***** Dataset records
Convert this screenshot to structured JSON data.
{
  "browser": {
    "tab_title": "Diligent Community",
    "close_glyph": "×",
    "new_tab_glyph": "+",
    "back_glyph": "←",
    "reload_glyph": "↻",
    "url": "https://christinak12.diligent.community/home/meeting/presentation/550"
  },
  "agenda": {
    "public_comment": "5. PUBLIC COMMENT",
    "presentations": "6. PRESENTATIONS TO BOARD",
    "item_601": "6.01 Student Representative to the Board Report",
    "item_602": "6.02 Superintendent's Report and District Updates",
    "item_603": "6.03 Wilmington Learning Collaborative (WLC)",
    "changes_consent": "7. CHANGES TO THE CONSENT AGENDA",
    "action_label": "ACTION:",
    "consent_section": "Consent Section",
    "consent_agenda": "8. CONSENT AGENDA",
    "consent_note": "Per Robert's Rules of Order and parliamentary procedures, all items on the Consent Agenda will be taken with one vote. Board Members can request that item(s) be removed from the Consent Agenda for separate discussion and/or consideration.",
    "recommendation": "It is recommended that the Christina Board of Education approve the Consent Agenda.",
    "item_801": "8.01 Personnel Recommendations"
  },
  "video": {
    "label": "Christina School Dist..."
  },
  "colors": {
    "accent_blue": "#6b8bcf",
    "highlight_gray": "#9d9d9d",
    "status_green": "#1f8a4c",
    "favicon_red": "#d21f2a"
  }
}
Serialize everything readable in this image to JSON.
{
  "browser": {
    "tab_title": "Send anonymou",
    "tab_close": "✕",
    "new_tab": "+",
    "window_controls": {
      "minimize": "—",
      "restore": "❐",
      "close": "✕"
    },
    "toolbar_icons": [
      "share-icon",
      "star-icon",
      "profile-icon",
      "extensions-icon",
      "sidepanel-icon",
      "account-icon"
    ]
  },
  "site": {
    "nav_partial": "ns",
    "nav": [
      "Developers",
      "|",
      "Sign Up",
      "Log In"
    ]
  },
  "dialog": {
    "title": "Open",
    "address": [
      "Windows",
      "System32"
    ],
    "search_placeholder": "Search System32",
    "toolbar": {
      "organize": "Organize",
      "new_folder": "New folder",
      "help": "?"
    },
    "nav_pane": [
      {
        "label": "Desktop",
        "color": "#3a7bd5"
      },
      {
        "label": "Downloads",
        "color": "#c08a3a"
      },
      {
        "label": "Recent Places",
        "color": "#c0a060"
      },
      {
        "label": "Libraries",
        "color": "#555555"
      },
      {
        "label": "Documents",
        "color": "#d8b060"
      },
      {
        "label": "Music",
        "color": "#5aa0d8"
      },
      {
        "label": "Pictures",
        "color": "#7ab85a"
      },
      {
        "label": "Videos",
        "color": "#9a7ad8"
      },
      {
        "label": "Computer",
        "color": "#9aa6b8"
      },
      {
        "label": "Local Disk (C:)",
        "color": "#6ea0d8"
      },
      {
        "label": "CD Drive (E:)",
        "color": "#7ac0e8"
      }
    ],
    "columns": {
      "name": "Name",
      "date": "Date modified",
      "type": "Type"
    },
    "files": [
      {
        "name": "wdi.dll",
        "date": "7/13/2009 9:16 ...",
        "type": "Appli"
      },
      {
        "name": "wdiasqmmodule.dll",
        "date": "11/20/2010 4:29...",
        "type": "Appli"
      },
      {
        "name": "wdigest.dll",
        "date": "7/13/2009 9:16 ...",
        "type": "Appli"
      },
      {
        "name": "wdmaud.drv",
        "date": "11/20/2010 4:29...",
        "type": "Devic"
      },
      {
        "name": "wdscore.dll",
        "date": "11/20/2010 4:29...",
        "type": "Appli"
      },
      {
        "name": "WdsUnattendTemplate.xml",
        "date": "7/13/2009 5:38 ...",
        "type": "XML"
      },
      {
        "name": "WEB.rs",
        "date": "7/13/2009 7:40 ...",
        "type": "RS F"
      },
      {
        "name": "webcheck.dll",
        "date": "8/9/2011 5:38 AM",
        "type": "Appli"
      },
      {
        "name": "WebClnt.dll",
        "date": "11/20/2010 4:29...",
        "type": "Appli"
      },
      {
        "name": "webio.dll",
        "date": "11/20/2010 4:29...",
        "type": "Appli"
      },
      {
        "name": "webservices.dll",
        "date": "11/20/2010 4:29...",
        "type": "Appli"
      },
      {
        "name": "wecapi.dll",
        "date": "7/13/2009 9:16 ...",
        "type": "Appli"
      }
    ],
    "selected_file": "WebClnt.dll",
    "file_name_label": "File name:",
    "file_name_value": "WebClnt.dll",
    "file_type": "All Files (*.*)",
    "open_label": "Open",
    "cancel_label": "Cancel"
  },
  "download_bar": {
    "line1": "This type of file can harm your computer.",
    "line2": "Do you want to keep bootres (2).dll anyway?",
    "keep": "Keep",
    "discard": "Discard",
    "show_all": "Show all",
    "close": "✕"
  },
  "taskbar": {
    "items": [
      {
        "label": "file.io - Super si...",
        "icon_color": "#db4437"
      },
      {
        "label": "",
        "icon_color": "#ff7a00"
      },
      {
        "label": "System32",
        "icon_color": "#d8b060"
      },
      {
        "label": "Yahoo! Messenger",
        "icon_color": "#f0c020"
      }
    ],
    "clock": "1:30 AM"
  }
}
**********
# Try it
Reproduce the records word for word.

# Written response
Convert this screenshot to structured JSON data.
{
  "browser": {
    "tab_title": "Diligent Community",
    "close_glyph": "×",
    "new_tab_glyph": "+",
    "back_glyph": "←",
    "reload_glyph": "↻",
    "url": "https://christinak12.diligent.community/home/meeting/presentation/550"
  },
  "agenda": {
    "public_comment": "5. PUBLIC COMMENT",
    "presentations": "6. PRESENTATIONS TO BOARD",
    "item_601": "6.01 Student Representative to the Board Report",
    "item_602": "6.02 Superintendent's Report and District Updates",
    "item_603": "6.03 Wilmington Learning Collaborative (WLC)",
    "changes_consent": "7. CHANGES TO THE CONSENT AGENDA",
    "action_label": "ACTION:",
    "consent_section": "Consent Section",
    "consent_agenda": "8. CONSENT AGENDA",
    "consent_note": "Per Robert's Rules of Order and parliamentary procedures, all items on the Consent Agenda will be taken with one vote. Board Members can request that item(s) be removed from the Consent Agenda for separate discussion and/or consideration.",
    "recommendation": "It is recommended that the Christina Board of Education approve the Consent Agenda.",
    "item_801": "8.01 Personnel Recommendations"
  },
  "video": {
    "label": "Christina School Dist..."
  },
  "colors": {
    "accent_blue": "#6b8bcf",
    "highlight_gray": "#9d9d9d",
    "status_green": "#1f8a4c",
    "favicon_red": "#d21f2a"
  }
}
Serialize everything readable in this image to JSON.
{
  "browser": {
    "tab_title": "Send anonymou",
    "tab_close": "✕",
    "new_tab": "+",
    "window_controls": {
      "minimize": "—",
      "restore": "❐",
      "close": "✕"
    },
    "toolbar_icons": [
      "share-icon",
      "star-icon",
      "profile-icon",
      "extensions-icon",
      "sidepanel-icon",
      "account-icon"
    ]
  },
  "site": {
    "nav_partial": "ns",
    "nav": [
      "Developers",
      "|",
      "Sign Up",
      "Log In"
    ]
  },
  "dialog": {
    "title": "Open",
    "address": [
      "Windows",
      "System32"
    ],
    "search_placeholder": "Search System32",
    "toolbar": {
      "organize": "Organize",
      "new_folder": "New folder",
      "help": "?"
    },
    "nav_pane": [
      {
        "label": "Desktop",
        "color": "#3a7bd5"
      },
      {
        "label": "Downloads",
        "color": "#c08a3a"
      },
      {
        "label": "Recent Places",
        "color": "#c0a060"
      },
      {
        "label": "Libraries",
        "color": "#555555"
      },
      {
        "label": "Documents",
        "color": "#d8b060"
      },
      {
        "label": "Music",
        "color": "#5aa0d8"
      },
      {
        "label": "Pictures",
        "color": "#7ab85a"
      },
      {
        "label": "Videos",
        "color": "#9a7ad8"
      },
      {
        "label": "Computer",
        "color": "#9aa6b8"
      },
      {
        "label": "Local Disk (C:)",
        "color": "#6ea0d8"
      },
      {
        "label": "CD Drive (E:)",
        "color": "#7ac0e8"
      }
    ],
    "columns": {
      "name": "Name",
      "date": "Date modified",
      "type": "Type"
    },
    "files": [
      {
        "name": "wdi.dll",
        "date": "7/13/2009 9:16 ...",
        "type": "Appli"
      },
      {
        "name": "wdiasqmmodule.dll",
        "date": "11/20/2010 4:29...",
        "type": "Appli"
      },
      {
        "name": "wdigest.dll",
        "date": "7/13/2009 9:16 ...",
        "type": "Appli"
      },
      {
        "name": "wdmaud.drv",
        "date": "11/20/2010 4:29...",
        "type": "Devic"
      },
      {
        "name": "wdscore.dll",
        "date": "11/20/2010 4:29...",
        "type": "Appli"
      },
      {
        "name": "WdsUnattendTemplate.xml",
        "date": "7/13/2009 5:38 ...",
        "type": "XML"
      },
      {
        "name": "WEB.rs",
        "date": "7/13/2009 7:40 ...",
        "type": "RS F"
      },
      {
        "name": "webcheck.dll",
        "date": "8/9/2011 5:38 AM",
        "type": "Appli"
      },
      {
        "name": "WebClnt.dll",
        "date": "11/20/2010 4:29...",
        "type": "Appli"
      },
      {
        "name": "webio.dll",
        "date": "11/20/2010 4:29...",
        "type": "Appli"
      },
      {
        "name": "webservices.dll",
        "date": "11/20/2010 4:29...",
        "type": "Appli"
      },
      {
        "name": "wecapi.dll",
        "date": "7/13/2009 9:16 ...",
        "type": "Appli"
      }
    ],
    "selected_file": "WebClnt.dll",
    "file_name_label": "File name:",
    "file_name_value": "WebClnt.dll",
    "file_type": "All Files (*.*)",
    "open_label": "Open",
    "cancel_label": "Cancel"
  },
  "download_bar": {
    "line1": "This type of file can harm your computer.",
    "line2": "Do you want to keep bootres (2).dll anyway?",
    "keep": "Keep",
    "discard": "Discard",
    "show_all": "Show all",
    "close": "✕"
  },
  "taskbar": {
    "items": [
      {
        "label": "file.io - Super si...",
        "icon_color": "#db4437"
      },
      {
        "label": "",
        "icon_color": "#ff7a00"
      },
      {
        "label": "System32",
        "icon_color": "#d8b060"
      },
      {
        "label": "Yahoo! Messenger",
        "icon_color": "#f0c020"
      }
    ],
    "clock": "1:30 AM"
  }
}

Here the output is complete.